Nineteen kilometres northwest of Nakuru town along the Nakuru-Kabarnet road is Kabarak University, which lies on the expansive farm of the late former President Daniel Moi.
After a drive through the university, you arrive at Moi High School-Kabarak beyond which is the heavily-guarded Moi’s home.
At the centre of his compound, dotted with towering indigenous trees, lies his artistic mansion surrounded by flowers of different colours.
Notable in the home is a slight depression behind the mansion where a mausoleum stands in the middle of a lush green lawn.
The mausoleum where Moi and his wife Lena were buried was opened to Kenyans for the first time on February 4, 2021 as the country marked the first anniversary of the patriarch’s death.
Moi died on February 4, 2020, while Lena died on July 22, 2004.
The mausoleum is an open structure with versatile brown roofing and a golden wood interior finish supported by eight concrete pillars, two on each of the four edges.
Attracting the eyes is the clear marking at the top of each pillar with the names of Moi’s sons and daughters.
To access the mausoleum, there are three staircases rising from the west. On the front right are the first two pillars tagged Jennifer and Jonathan. On the front left, the roof is supported by two other pillars tagged Raymond and John Mark.
As you step in you first get to Moi’s grave, which lies side by side with that of Lena, both covered with a grey plaque with white specks all surrounded by pots of fresh flowers.
On top of Moi’s grave is his name and words drawn from the Bible – Galatians 2:20: “I have been crucified with Christ and I no longer live but Christ lives in me. The life I live in the body, I live by faith in the Son of God who loved me and gave himself for me.”
Then, “Fare thee well world’s statesman, husband, father, grandfather, brother, uncle, kinsman and friend of many worldwide.”
The grave is surrounded by two lines of rectangular tiles made of brown marble while on its left is Lena’s grave with a similar design.
“Happy are they who are in the Lord they shall be comforted in his kingdom. For mother we say goodbye till we meet again at the foot of our creator,” the plaque on Lena’s grave reads, in addition to her name.
Jennifer’s pillar is paired with that of Jonathan, Raymond’s with John Mark, Philip paired with Doris and Baringo Senator Gideon paired with June.

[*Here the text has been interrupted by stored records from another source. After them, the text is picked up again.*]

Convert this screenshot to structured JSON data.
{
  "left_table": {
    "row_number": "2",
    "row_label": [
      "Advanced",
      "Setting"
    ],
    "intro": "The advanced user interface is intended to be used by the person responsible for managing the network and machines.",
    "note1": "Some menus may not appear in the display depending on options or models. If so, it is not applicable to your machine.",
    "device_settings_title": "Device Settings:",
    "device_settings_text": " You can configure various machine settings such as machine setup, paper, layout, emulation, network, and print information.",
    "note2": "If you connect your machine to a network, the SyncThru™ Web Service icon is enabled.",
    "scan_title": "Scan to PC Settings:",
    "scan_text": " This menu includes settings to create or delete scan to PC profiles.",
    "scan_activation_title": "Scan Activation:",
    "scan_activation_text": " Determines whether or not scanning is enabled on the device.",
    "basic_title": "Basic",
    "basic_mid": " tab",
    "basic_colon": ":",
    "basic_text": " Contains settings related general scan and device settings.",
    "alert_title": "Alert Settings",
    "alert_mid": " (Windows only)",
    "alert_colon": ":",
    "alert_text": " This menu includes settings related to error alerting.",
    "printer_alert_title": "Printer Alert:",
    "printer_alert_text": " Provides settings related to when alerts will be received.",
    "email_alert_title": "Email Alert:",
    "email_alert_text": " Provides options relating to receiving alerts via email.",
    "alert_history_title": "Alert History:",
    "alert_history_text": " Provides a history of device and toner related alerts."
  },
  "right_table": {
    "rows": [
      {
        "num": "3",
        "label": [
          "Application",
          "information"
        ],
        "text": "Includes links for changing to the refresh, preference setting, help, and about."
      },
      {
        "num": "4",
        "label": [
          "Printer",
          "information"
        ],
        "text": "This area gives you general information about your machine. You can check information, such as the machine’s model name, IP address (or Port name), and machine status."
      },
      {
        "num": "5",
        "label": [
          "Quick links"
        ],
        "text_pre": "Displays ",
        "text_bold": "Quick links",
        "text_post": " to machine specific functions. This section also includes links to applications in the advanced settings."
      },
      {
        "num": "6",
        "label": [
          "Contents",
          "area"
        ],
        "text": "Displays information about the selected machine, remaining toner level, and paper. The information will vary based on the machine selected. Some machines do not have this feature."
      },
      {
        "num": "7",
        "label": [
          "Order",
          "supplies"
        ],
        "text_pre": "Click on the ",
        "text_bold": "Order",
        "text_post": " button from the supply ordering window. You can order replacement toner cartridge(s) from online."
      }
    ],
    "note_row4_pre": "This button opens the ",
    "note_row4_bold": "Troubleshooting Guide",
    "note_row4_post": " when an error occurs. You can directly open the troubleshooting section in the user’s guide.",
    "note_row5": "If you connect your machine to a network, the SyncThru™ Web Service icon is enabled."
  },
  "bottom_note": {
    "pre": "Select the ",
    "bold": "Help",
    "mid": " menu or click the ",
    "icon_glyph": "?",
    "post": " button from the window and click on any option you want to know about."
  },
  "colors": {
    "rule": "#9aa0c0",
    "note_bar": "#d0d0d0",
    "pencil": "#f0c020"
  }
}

During the opening of the mausoleum last year, laying of wreaths was conducted as per the order, with AIC Presiding Bishop Abraham Mulwa starting off.
Jennifer and her family came in next followed by Sylvia – Jonathan’s widow, Raymond, John Mark, Philip, Doris, Gideon and June before President Uhuru Kenyatta.
Other leaders present were Kalonzo Musyoka, Musalia Mudavadi and Moses Wetang’ula.
In his speech, Gideon said the mausoleum was constructed by a local contractor assisted by Italians in collaboration with Moi’s daughters-in-law.
“The contractor who constructed our father’s mansion is the same one who constructed the mausoleum, Mzee Moi’s and our mother’s final resting place, with the support of Italians. The concept was developed by Zahra, Eunice and Susan,” he said.
Zahra is Gideon’s wife, Eunice is John Mark’s wife while Susan is Raymond’s.
The mausoleum caught the attention of Nakuru Governor Lee Kinyanjui who appreciated the great work done to give the former head of state and his wife a proper resting place.
“The way this mausoleum is built teaches us a lot. It means that the children are the pillars that made the late Mzee Moi’s family stand strong,” said Kinyanjui.